“In older generation baby-boom was about social badge branding, which was about creating an identity by having a Gucci Bag for ex. In the Gen-X, it was about anti-branding and they said “I’m in doing the no-logo thing. I like the small intimate, limited edition designed just for me and presented in a little, hidden shop somewhere.” Creative community branding is the millennial thing. They said “I want to be able to work with other people of my peers and figure out the great brands. Then brands companies figured out how to work with that and that was more like the experience, craft and lifestyle economy. In other words, we began to let all of these divisions go and align lifestyle choices. Younger people and older people started making similar lifestyle choices. Gen-Z is entirely different. They’re inclusive because they’ve been born into a multi-culturally culture which is more global-minded. In America, there is a significant movement to accept people more actually as they are. So, this young generation influences pretty significantly and they are called identity-fluid generation.” She answered.

How do you design to identity fluid generation? It is a million dollar question.

She continued, “They call this generation the brand builder. I see that is pretty accurate. In the craft economy, these guys are doing things; there’s a set of skills, and they’re doing things to build a new world. If you want to help with the young people be interested in you, you need to help them to develop idealistically, socially, physically. Their world is building and rebuild things.”

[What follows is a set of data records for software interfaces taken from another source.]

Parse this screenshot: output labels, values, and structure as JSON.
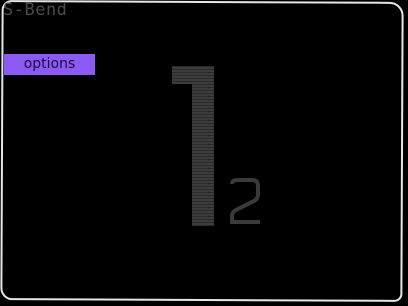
{
  "app": {
    "title": "S-Bend"
  },
  "menu": {
    "options_label": "options"
  },
  "level": {
    "main": "1",
    "sub": "2"
  },
  "colors": {
    "background": "#000000",
    "frame": "#e6e6e6",
    "title_text": "#4a4a4a",
    "accent": "#8d59f5",
    "numeral": "#3a3a3a"
  }
}
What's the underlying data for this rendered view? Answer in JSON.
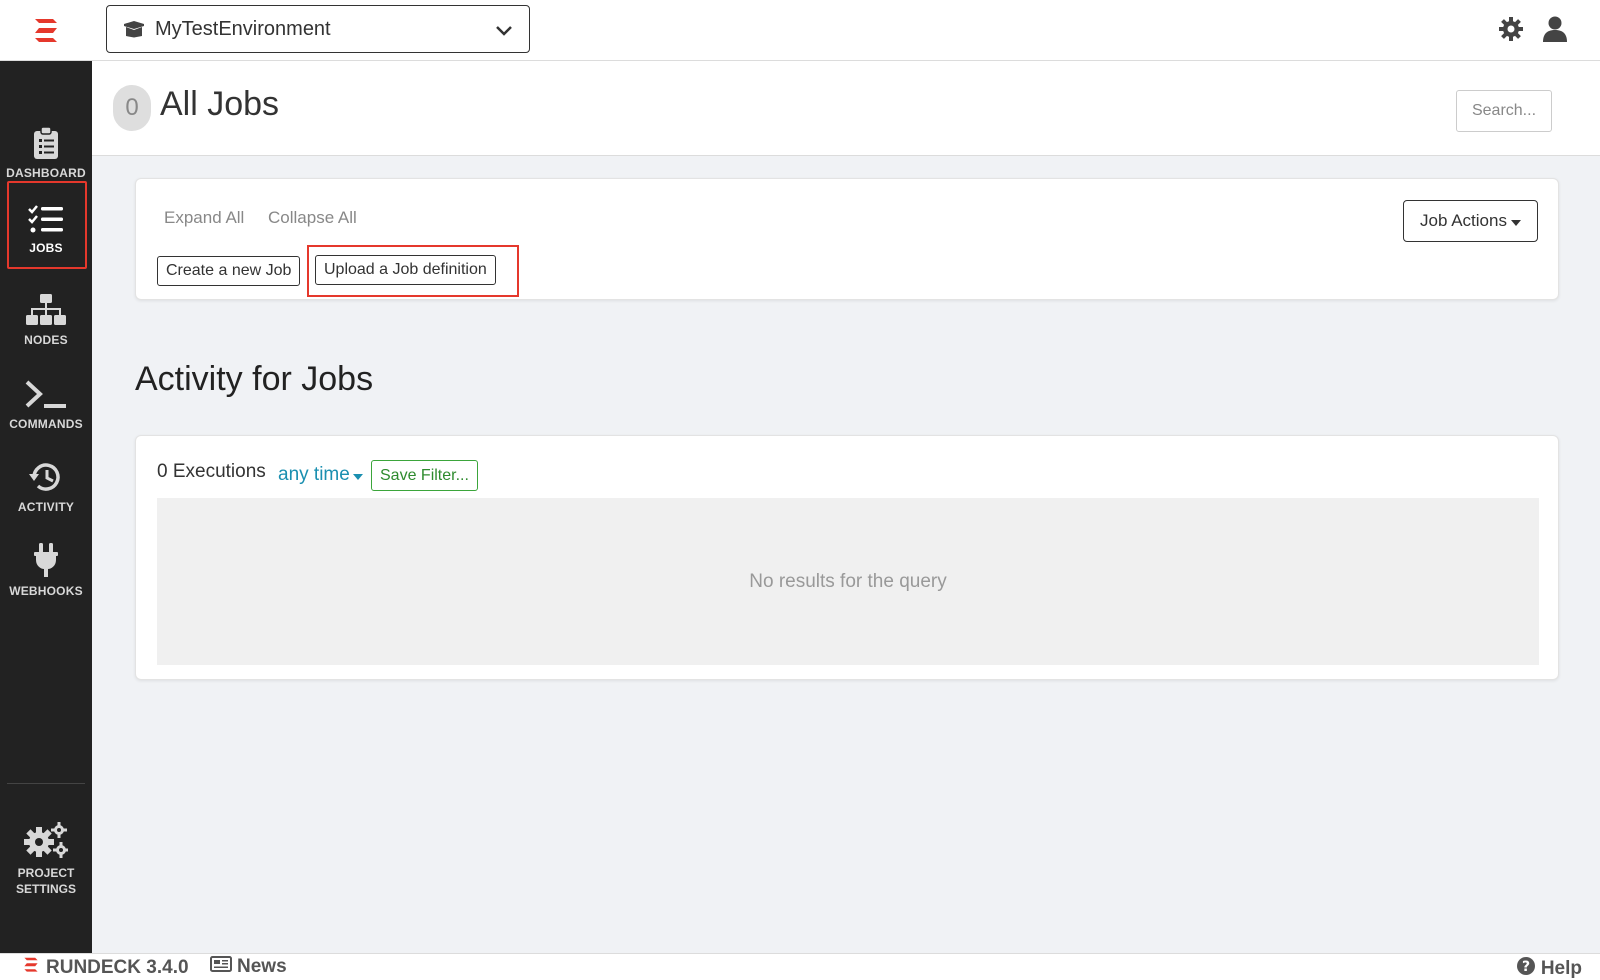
{
  "app": {
    "brand_color": "#e5382c",
    "accent_link_color": "#1a8fb0",
    "success_color": "#3ba53b"
  },
  "topbar": {
    "logo_icon": "rundeck-logo-icon",
    "project_name": "MyTestEnvironment",
    "project_icon": "box-icon",
    "settings_icon": "gear-icon",
    "user_icon": "user-icon"
  },
  "sidebar": {
    "items": [
      {
        "label": "DASHBOARD",
        "icon": "clipboard-icon"
      },
      {
        "label": "JOBS",
        "icon": "tasks-icon",
        "active": true
      },
      {
        "label": "NODES",
        "icon": "sitemap-icon"
      },
      {
        "label": "COMMANDS",
        "icon": "terminal-icon"
      },
      {
        "label": "ACTIVITY",
        "icon": "history-icon"
      },
      {
        "label": "WEBHOOKS",
        "icon": "plug-icon"
      }
    ],
    "project_settings": {
      "line1": "PROJECT",
      "line2": "SETTINGS",
      "icon": "gears-icon"
    }
  },
  "header": {
    "job_count": "0",
    "title": "All Jobs",
    "search_label": "Search..."
  },
  "jobs_card": {
    "expand_all": "Expand All",
    "collapse_all": "Collapse All",
    "create_job": "Create a new Job",
    "upload_job": "Upload a Job definition",
    "job_actions": "Job Actions"
  },
  "activity": {
    "title": "Activity for Jobs",
    "executions": "0 Executions",
    "time_filter": "any time",
    "save_filter": "Save Filter...",
    "empty_message": "No results for the query"
  },
  "footer": {
    "brand": "RUNDECK 3.4.0",
    "news": "News",
    "help": "Help"
  }
}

I wonder the world they are going to build. Does she have a vision? I asked her.

She explained, “Well, the young people are so seamless with digital. Kids are just using things, using varieties of communication vehicles and social media vehicles but they have their few favorites. They know how to block out the rest and go ahead and navigate privacy. It is very different than how we are but they’re not scattering themselves out.

I heard on the radio last Friday in the U.S. that coding will be less necessary because there will be machines that can code themselves. That is a significant shift is coming up as well as some fascinating materials like super thin computing technologies that will allow the transmission of electricity in information. The 3D printing is also shifting everything. Big changes are coming out.”

What would she recommend to start-ups, companies to do while they’re directing their market brands?

She said that is why we do trends and continued, “We are not just trying to look at trends to have a fun. We observe what humans are doing because humans are powered today to drive forward a lot of acceptance or non-acceptance. Human is the decision makers on how we want to live and how fast will the adoption of different things happen. We have to follow how quickly they adopt and adapt. We have to follow the trends what humans, scientists, society is doing. If you don’t follow the trends, it is going to be a harder future for all of the parties.”

It looks like following trends is more a necessity rather than fun, as the changes are coming rapidly.

Thank you, Jody Turner, for widening our vision!